Courtesy Dole Food
A metal briefcase-size device contains canisters that release ethylene gas to ripen bananas in shipping containers. Dole Food, Balchem Corporation and the Institute for Plant and Food Research partnered on the technology.
New Hampton, N.Y.-based Balchem Corp. developed the device — a briefcase-like metal box containing ethylene release canisters. Balchem makes the units and together with Dole offers them to the grower-shipper's customers. New Zealand-based Institute for Plant and Food Research participated in an earlier phase of the project.
The canisters release ethylene gas at a controlled rate for shipping times from one to seven days, ripening the fruit.
“If customers are on promotion and want additional fruit, this would be something they could use to add capacity,” said Bil Goldfield, Dole communications manager. “It adds flexibility. There is the advantage of less handling regardless.”
Reduced handling means less shrink, bruising and box rub, Goldfield said.
“Some will want to continue with traditional ripening, but ripening rooms are aging and expensive to develop,” he said. “In this economy not necessarily everybody wants to invest in refurbishing ripening rooms.”
Testing sites for the technology included Dole facilities in Costa Rica.
It was not the first attempt at container ripening.
“Other companies looked at this avenue before, but this was the first one we’ve really found that works consistently well,” Goldfield said. “It’s a technology we think works.”
So far, Dole has no plans to use it on other commodities.
“Right now we’re just focusing on bananas,” Goldfield said.
(Note on correction: Balchem is the sole developer of the ethylene release canisters; the original article said it was a joint development.
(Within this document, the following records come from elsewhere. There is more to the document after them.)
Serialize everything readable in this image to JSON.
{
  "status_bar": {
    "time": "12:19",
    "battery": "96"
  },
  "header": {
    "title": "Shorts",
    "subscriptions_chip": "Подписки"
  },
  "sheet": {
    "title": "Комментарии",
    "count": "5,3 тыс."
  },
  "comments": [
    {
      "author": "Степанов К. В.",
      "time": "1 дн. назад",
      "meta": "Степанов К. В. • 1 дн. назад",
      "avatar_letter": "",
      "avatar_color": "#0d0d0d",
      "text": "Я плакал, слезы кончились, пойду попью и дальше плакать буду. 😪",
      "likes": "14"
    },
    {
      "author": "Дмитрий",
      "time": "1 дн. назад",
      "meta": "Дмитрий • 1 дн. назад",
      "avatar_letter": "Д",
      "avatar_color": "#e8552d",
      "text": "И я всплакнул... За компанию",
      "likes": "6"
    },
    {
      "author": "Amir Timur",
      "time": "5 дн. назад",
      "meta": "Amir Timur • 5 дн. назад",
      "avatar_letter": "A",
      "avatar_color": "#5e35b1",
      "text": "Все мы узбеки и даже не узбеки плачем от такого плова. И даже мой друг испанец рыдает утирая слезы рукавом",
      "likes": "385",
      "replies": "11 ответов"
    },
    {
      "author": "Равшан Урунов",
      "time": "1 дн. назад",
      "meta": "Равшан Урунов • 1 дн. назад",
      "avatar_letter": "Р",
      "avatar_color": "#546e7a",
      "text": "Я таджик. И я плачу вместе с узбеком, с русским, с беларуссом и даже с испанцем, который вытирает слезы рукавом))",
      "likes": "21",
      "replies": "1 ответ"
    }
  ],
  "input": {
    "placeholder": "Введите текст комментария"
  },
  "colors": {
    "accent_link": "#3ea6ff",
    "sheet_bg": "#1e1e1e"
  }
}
Balchem and Dole jointly market the service to Dole customers.)